Those who know me have long accepted that crab is the only exception to my otherwise plant-based diet. While I can no longer bring myself to sit at the picnic table, crack open a crab leg, and pick out the meat with a little metal poker, I do still enjoy lump crab. Unfortunately, I am rarely impressed by crab dishes at restaurants, no matter how much I want to be. This disappointment has motivated me to perfect my crab cake recipe, and it has been a crowd pleaser for years.
Every restaurant, food blogger, and home chef claims to have “the best” or “world-famous” crab cakes, so I know those tag lines won’t convince anyone to try this recipe. Instead, consider the following description. These crab cakes are… farm-to-table fresh; made with more crab than any other ingredient; moist on the inside and lightly crunchy on the outside; low in fat and sodium; high in protein and flavor; easy to prepare and clean up; guaranteed to earn the chef compliments at your next dinner party.
You will need…
- Cupcake tin and liners
- Chef’s note: Paper liners are fine, but foil liners like these allow the crab cakes to get extra deliciously crispy on the outside!
- 1/3 cup unseasoned panko bread crumbs + ½ cup for coating
- 1 tsp salt
- ¼ tsp ground white pepper
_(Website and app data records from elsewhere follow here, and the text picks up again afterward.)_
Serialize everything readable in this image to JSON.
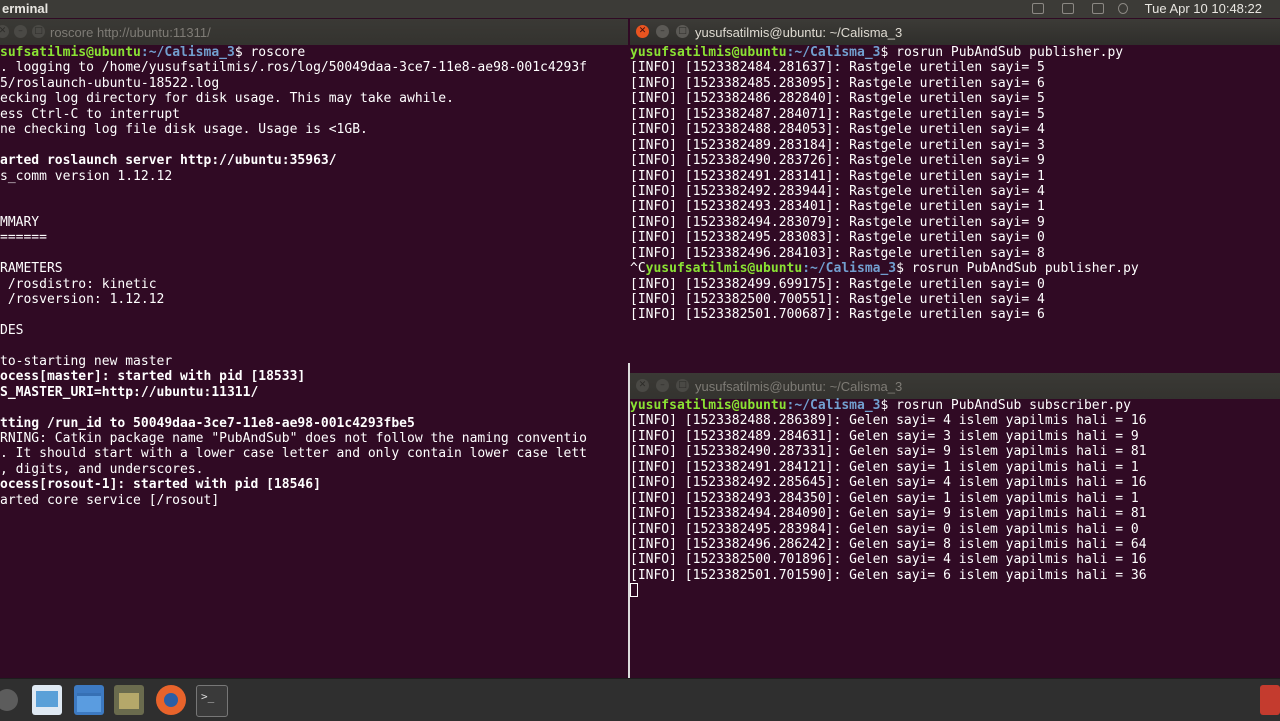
{
  "top_panel": {
    "app_title": "erminal",
    "clock": "Tue Apr 10 10:48:22"
  },
  "windows": {
    "left": {
      "title": "roscore http://ubuntu:11311/",
      "prompt_user": "yusufsatilmis@ubuntu",
      "prompt_path": ":~/Calisma_3",
      "lines": [
        {
          "t": "sufsatilmis@ubuntu:~/Calisma_3$ roscore",
          "s": "prompt"
        },
        {
          "t": ". logging to /home/yusufsatilmis/.ros/log/50049daa-3ce7-11e8-ae98-001c4293f",
          "s": ""
        },
        {
          "t": "5/roslaunch-ubuntu-18522.log",
          "s": ""
        },
        {
          "t": "ecking log directory for disk usage. This may take awhile.",
          "s": ""
        },
        {
          "t": "ess Ctrl-C to interrupt",
          "s": ""
        },
        {
          "t": "ne checking log file disk usage. Usage is <1GB.",
          "s": ""
        },
        {
          "t": "",
          "s": ""
        },
        {
          "t": "arted roslaunch server http://ubuntu:35963/",
          "s": "b"
        },
        {
          "t": "s_comm version 1.12.12",
          "s": ""
        },
        {
          "t": "",
          "s": ""
        },
        {
          "t": "",
          "s": ""
        },
        {
          "t": "MMARY",
          "s": ""
        },
        {
          "t": "======",
          "s": ""
        },
        {
          "t": "",
          "s": ""
        },
        {
          "t": "RAMETERS",
          "s": ""
        },
        {
          "t": " /rosdistro: kinetic",
          "s": ""
        },
        {
          "t": " /rosversion: 1.12.12",
          "s": ""
        },
        {
          "t": "",
          "s": ""
        },
        {
          "t": "DES",
          "s": ""
        },
        {
          "t": "",
          "s": ""
        },
        {
          "t": "to-starting new master",
          "s": ""
        },
        {
          "t": "ocess[master]: started with pid [18533]",
          "s": "b"
        },
        {
          "t": "S_MASTER_URI=http://ubuntu:11311/",
          "s": "b"
        },
        {
          "t": "",
          "s": ""
        },
        {
          "t": "tting /run_id to 50049daa-3ce7-11e8-ae98-001c4293fbe5",
          "s": "b"
        },
        {
          "t": "RNING: Catkin package name \"PubAndSub\" does not follow the naming conventio",
          "s": ""
        },
        {
          "t": ". It should start with a lower case letter and only contain lower case lett",
          "s": ""
        },
        {
          "t": ", digits, and underscores.",
          "s": ""
        },
        {
          "t": "ocess[rosout-1]: started with pid [18546]",
          "s": "b"
        },
        {
          "t": "arted core service [/rosout]",
          "s": ""
        }
      ]
    },
    "top_right": {
      "title": "yusufsatilmis@ubuntu: ~/Calisma_3",
      "lines": [
        {
          "u": "yusufsatilmis@ubuntu",
          "p": ":~/Calisma_3",
          "c": "$ rosrun PubAndSub publisher.py",
          "s": "prompt2"
        },
        {
          "t": "[INFO] [1523382484.281637]: Rastgele uretilen sayi= 5",
          "s": ""
        },
        {
          "t": "[INFO] [1523382485.283095]: Rastgele uretilen sayi= 6",
          "s": ""
        },
        {
          "t": "[INFO] [1523382486.282840]: Rastgele uretilen sayi= 5",
          "s": ""
        },
        {
          "t": "[INFO] [1523382487.284071]: Rastgele uretilen sayi= 5",
          "s": ""
        },
        {
          "t": "[INFO] [1523382488.284053]: Rastgele uretilen sayi= 4",
          "s": ""
        },
        {
          "t": "[INFO] [1523382489.283184]: Rastgele uretilen sayi= 3",
          "s": ""
        },
        {
          "t": "[INFO] [1523382490.283726]: Rastgele uretilen sayi= 9",
          "s": ""
        },
        {
          "t": "[INFO] [1523382491.283141]: Rastgele uretilen sayi= 1",
          "s": ""
        },
        {
          "t": "[INFO] [1523382492.283944]: Rastgele uretilen sayi= 4",
          "s": ""
        },
        {
          "t": "[INFO] [1523382493.283401]: Rastgele uretilen sayi= 1",
          "s": ""
        },
        {
          "t": "[INFO] [1523382494.283079]: Rastgele uretilen sayi= 9",
          "s": ""
        },
        {
          "t": "[INFO] [1523382495.283083]: Rastgele uretilen sayi= 0",
          "s": ""
        },
        {
          "t": "[INFO] [1523382496.284103]: Rastgele uretilen sayi= 8",
          "s": ""
        },
        {
          "pre": "^C",
          "u": "yusufsatilmis@ubuntu",
          "p": ":~/Calisma_3",
          "c": "$ rosrun PubAndSub publisher.py",
          "s": "prompt2"
        },
        {
          "t": "[INFO] [1523382499.699175]: Rastgele uretilen sayi= 0",
          "s": ""
        },
        {
          "t": "[INFO] [1523382500.700551]: Rastgele uretilen sayi= 4",
          "s": ""
        },
        {
          "t": "[INFO] [1523382501.700687]: Rastgele uretilen sayi= 6",
          "s": ""
        }
      ]
    },
    "bottom_right": {
      "title": "yusufsatilmis@ubuntu: ~/Calisma_3",
      "lines": [
        {
          "u": "yusufsatilmis@ubuntu",
          "p": ":~/Calisma_3",
          "c": "$ rosrun PubAndSub subscriber.py",
          "s": "prompt2"
        },
        {
          "t": "[INFO] [1523382488.286389]: Gelen sayi= 4 islem yapilmis hali = 16",
          "s": ""
        },
        {
          "t": "[INFO] [1523382489.284631]: Gelen sayi= 3 islem yapilmis hali = 9",
          "s": ""
        },
        {
          "t": "[INFO] [1523382490.287331]: Gelen sayi= 9 islem yapilmis hali = 81",
          "s": ""
        },
        {
          "t": "[INFO] [1523382491.284121]: Gelen sayi= 1 islem yapilmis hali = 1",
          "s": ""
        },
        {
          "t": "[INFO] [1523382492.285645]: Gelen sayi= 4 islem yapilmis hali = 16",
          "s": ""
        },
        {
          "t": "[INFO] [1523382493.284350]: Gelen sayi= 1 islem yapilmis hali = 1",
          "s": ""
        },
        {
          "t": "[INFO] [1523382494.284090]: Gelen sayi= 9 islem yapilmis hali = 81",
          "s": ""
        },
        {
          "t": "[INFO] [1523382495.283984]: Gelen sayi= 0 islem yapilmis hali = 0",
          "s": ""
        },
        {
          "t": "[INFO] [1523382496.286242]: Gelen sayi= 8 islem yapilmis hali = 64",
          "s": ""
        },
        {
          "t": "[INFO] [1523382500.701896]: Gelen sayi= 4 islem yapilmis hali = 16",
          "s": ""
        },
        {
          "t": "[INFO] [1523382501.701590]: Gelen sayi= 6 islem yapilmis hali = 36",
          "s": ""
        }
      ]
    }
  },
  "taskbar": {
    "items": [
      "show-desktop-icon",
      "files-icon",
      "folder-icon",
      "archive-icon",
      "firefox-icon",
      "terminal-icon",
      "trash-icon"
    ]
  }
}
- ¼ tsp garlic powder (1 clove if using fresh minced)
- ½ tsp dried tarragon
- ¼ cup fresh parsley
- 2 scallions (minced, with greens)
- 1/3 cup mayonnaise (light or original)
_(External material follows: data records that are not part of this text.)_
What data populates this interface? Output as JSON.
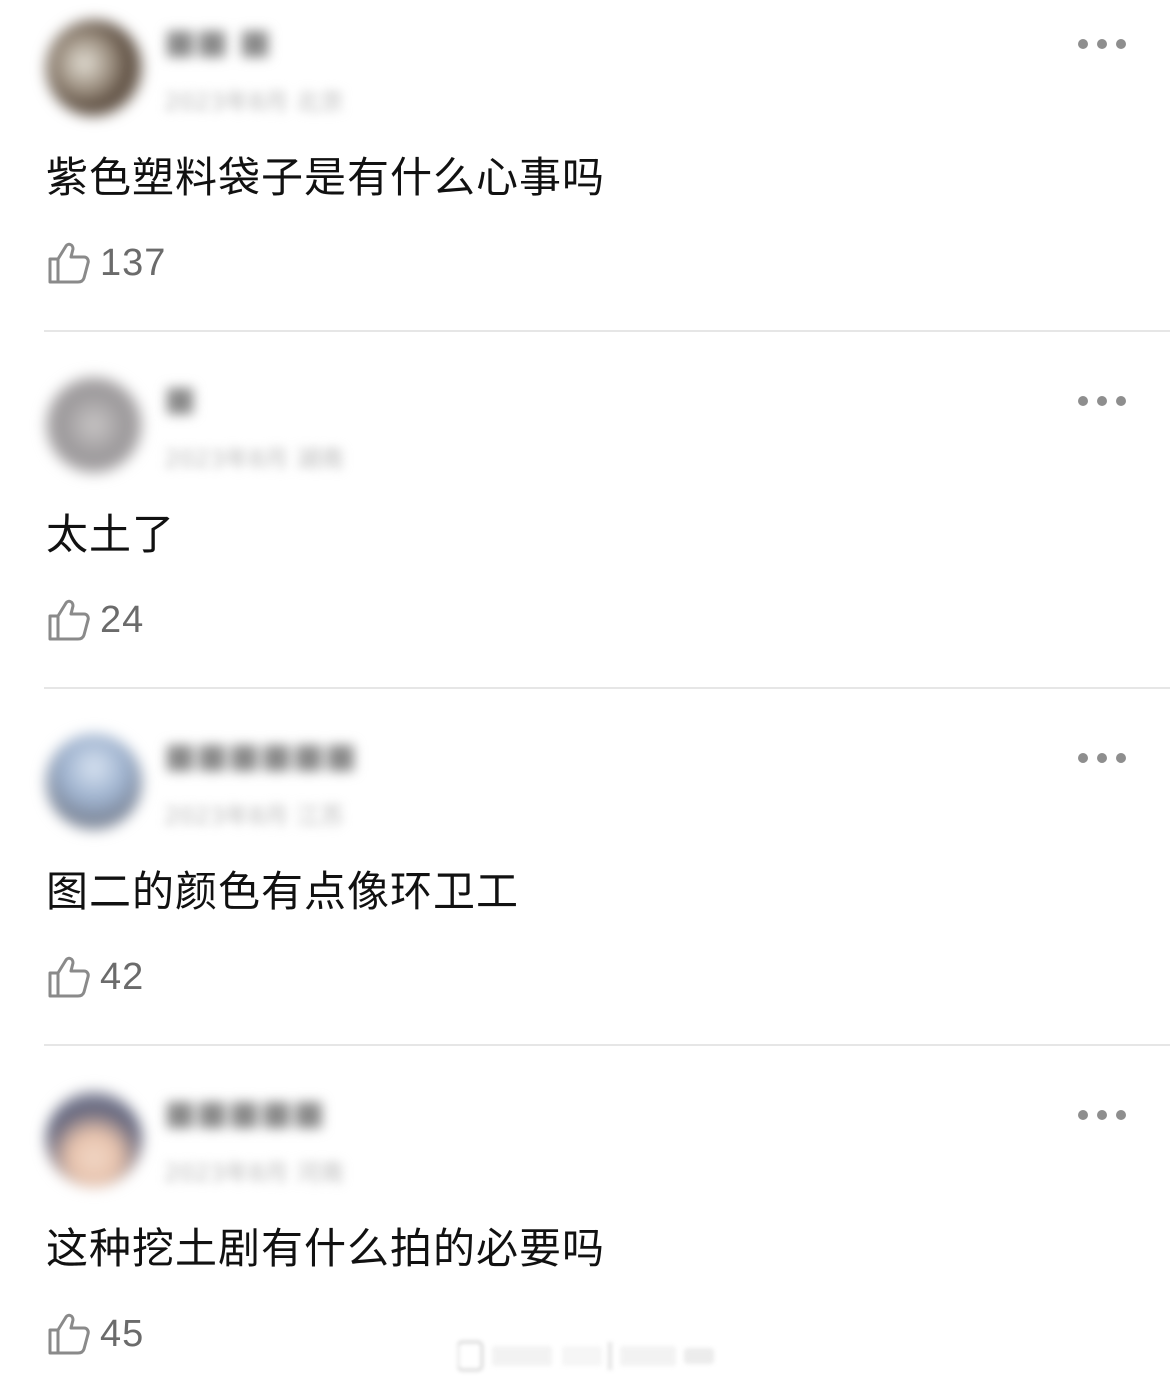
{
  "comments": [
    {
      "author": "■■ ■",
      "meta": "2023年8月 北京",
      "text": "紫色塑料袋子是有什么心事吗",
      "likes": "137"
    },
    {
      "author": "■",
      "meta": "2023年8月 湖南",
      "text": "太土了",
      "likes": "24"
    },
    {
      "author": "■■■■■■",
      "meta": "2023年8月 江苏",
      "text": "图二的颜色有点像环卫工",
      "likes": "42"
    },
    {
      "author": "■■■■■",
      "meta": "2023年8月 河南",
      "text": "这种挖土剧有什么拍的必要吗",
      "likes": "45"
    }
  ],
  "icons": {
    "more": "more-dots-icon",
    "like": "thumbs-up-icon"
  },
  "colors": {
    "text": "#111111",
    "secondary": "#6b6b6b",
    "divider": "#e6e6e6"
  }
}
- 1 16-oz can of lump crab meat
- Chef’s note: Lump is preferred to special or super lump because it is the perfect balance of price and texture for crab cakes. Super lump costs more and will fall apart since this recipe has minimal “fillers” to bind the larger pieces. Special is more affordable and will bind together even better than lump, but it lacks the “wow factor” of lump crab cakes. We’re all about the wow factor when we host and entertain guests!
- Pinch of Old Bay seasoning for sprinkling on top after baking
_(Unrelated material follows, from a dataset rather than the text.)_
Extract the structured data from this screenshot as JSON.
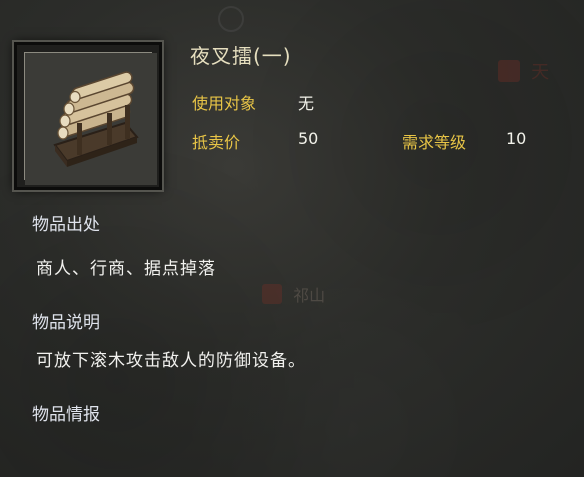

- Chef’s note: Did you know Old Bay is available a low sodium blend? It retains 100% of the flavor of the original blend with 30% less sodium!
Let’s do it!
- Preheat the oven to 400 degrees (F).
- Fill a cupcake tin with eight or nine liners depending on your desired size. The recommended serving size is two crab cakes per person if they are the main protein. Alternatively, you could allot one per person if the crab cakes are an appetizer or served as part of a surf and turf meal where additional protein is available.
- Combine all ingredients except crab and mayo in a small mixing bowl. Reserve 1/2 cup bread crumbs in a bowl just large enough to contain them. I typically use a cereal bowl.
- Combine all the crab and mayo in a medium or large mixing bowl. Gently fold the crab with either a silicone spatula or your hands to prevent the lump crab meat from separating into smaller pieces.
- Add the dry ingredients to the bowl of wet ingredients. Integrate until an even consistency is achieved.
- Form rounded crab cakes with your hands. Squeeze the cakes just firmly enough to bind the ingredients without crushing the lump crab meat.
- Coat the crab cakes by rolling them in the bowl filled with the reserved bread crumbs. Place one crab cake in each liner.
- Bake for 20 minutes, until golden brown.
- Sprinkle with Old Bay seasoning and serve!
Chef’s note: Store leftover crab cakes in the liners for easy reheating in the toaster oven.
If you try the recipe, please come back after the table is cleared to share your feedback in the comments below. Don’t forget to pin the recipe from our Pinterest board and add it to your meal plan for the upcoming week!